Regulatory News

China to relax rules on foreign equity ownership * Australia clears private equity purchase of Symbion Health * Thailand: civil servant recommends alternative assets move * China restricts insurance deals

China to relax rules on foreign equity ownership
In Beijing, the State Administration of Foreign Exchange has announced that citizens may now invest in foreign equities as part of a small test scheme. Under the programme, citizens of the city of Tianjin with a Bank of China account will have the chance to purchase shares in Hong Kong-listed companies such as HSBC and Standard Chartered, which will provide investors with exposure to markets well beyond Asia.

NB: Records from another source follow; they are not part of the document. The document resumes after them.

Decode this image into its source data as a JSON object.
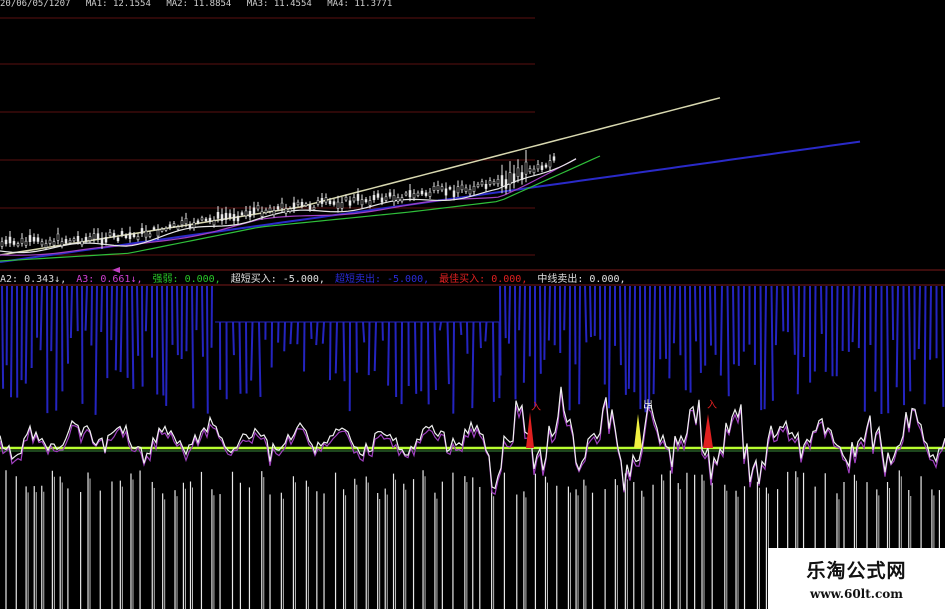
{
  "top_readout": {
    "items": [
      "20/06/05/1207",
      "MA1: 12.1554",
      "MA2: 11.8854",
      "MA3: 11.4554",
      "MA4: 11.3771"
    ]
  },
  "indicator_bar": {
    "items": [
      {
        "text": "A2: 0.343↓,",
        "color": "#d8d8d8"
      },
      {
        "text": "A3: 0.661↓,",
        "color": "#d040d0"
      },
      {
        "text": "强弱: 0.000,",
        "color": "#28c828"
      },
      {
        "text": "超短买入: -5.000,",
        "color": "#e0e0e0"
      },
      {
        "text": "超短卖出: -5.000,",
        "color": "#2a2ad8"
      },
      {
        "text": "最佳买入: 0.000,",
        "color": "#e02020"
      },
      {
        "text": "中线卖出: 0.000,",
        "color": "#e0e0e0"
      }
    ]
  },
  "signals": {
    "buy_label_1": "入",
    "sell_label": "出",
    "buy_label_2": "入"
  },
  "watermark": {
    "title": "乐淘公式网",
    "url": "www.60lt.com"
  },
  "colors": {
    "background": "#000000",
    "candle": "#e8e8e8",
    "ma_white": "#e6e6e6",
    "ma_purple": "#a040c0",
    "ma_green": "#2fbf3a",
    "ma_pale": "#d8d8b0",
    "ma_blue": "#2a2ac8",
    "bars_blue": "#2424c0",
    "threshold_line": "#b8ff30",
    "osc_white": "#f0f0f0",
    "osc_purple": "#a040c0",
    "signal_red": "#e02020",
    "signal_yellow": "#f0f040",
    "grid_red": "#5a1010"
  },
  "icons": [
    "cursor-marker-icon"
  ]
}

Many local commentators expect this to be merely the first step in letting Chinese citizens tap global markets along with diversifying away from the country's focus on US Treasury bonds and foreign direct investment in overseas plays. Prior to this test scheme, only particular banks and brokerages could invest overseas under the ‘’qualified domestic institutional investor‘’ program.

Australia clears private equity purchase of Symbion Health
The Australian Competition and Consumer Commission (ACCC), the country's competition regulator, has approved the offer from a private equity-backed consortium headed by Healthscope to acquire its larger rival Symbion Health for $2.4 billion.

Healthscope's bid is backed by private equity firms Ironbridge Capital and Anchor Capital. Under the proposal, Healthscope would acquire Symbion's medical testing and health centre businesses, while the two firms would retain the consumer and pharmacy business. The approval came in the wake of Healthscope selling some regional businesses to allay competition concerns. Healthscope's bid beat the competing offer from Sigma Pharmaceuticals. The acquisition will create the country's largest pathology provider and second-largest private hospital operator. It will stand as the biggest takeover in Australia's healthcare sector and the seventh-largest in the Asia/Pacific region, according to Dealogic.

Thailand: civil servant recommends alternative assets move
A professional from Thailand's Fiscal Policy Office has suggested a more active management of the country's swelling international reserves, including investing in alternative assets. In an article published in The Nation in August, which was subsequently cited by news services in Asia as commentary on Thailand's monetary policy, Chodechai Suwannaporn argued that the country's international reserves, which currently stand at $73 billion, represent a significant surplus that could be put to work more aggressively. Suwannaporn proposed splitting the reserves into two tranches; one dedicated to “liquidity”, which would be invested in foreign assets or other safe, short-term monetary instruments, and the other dedicated to “investment”. The investment tranche would include longer-term strategies such as mutual funds, hedge funds and even private equity. Suwannaporn's plans did not represent a formal declaration of the Office's intentions, merely his view of how to manage the country's reserves more effectively.

China restricts insurance deals
The China Insurance Regulatory Commission has issued new limitations on foreign investment in the country's insurance industry. Under the new regulations, foreign investors will need to retain any investment in a local insurance business for three years in an effort to curb short-term profit-making. Beyond the three-year lock-up period, foreign entities pursuing insurance targets need to have a minimum of $2 billion in assets, along with three straight years of top marks from an international credit agency and a viable earnings track record for that same period. The regulator will maintain the standard limits on foreign ownership of a Chinese company of no more than 25 percent, and no more than 20 percent by a single foreign investor. Any insurer exceeding that 25 percent foreign ownership cap will be treated as an overseas entity.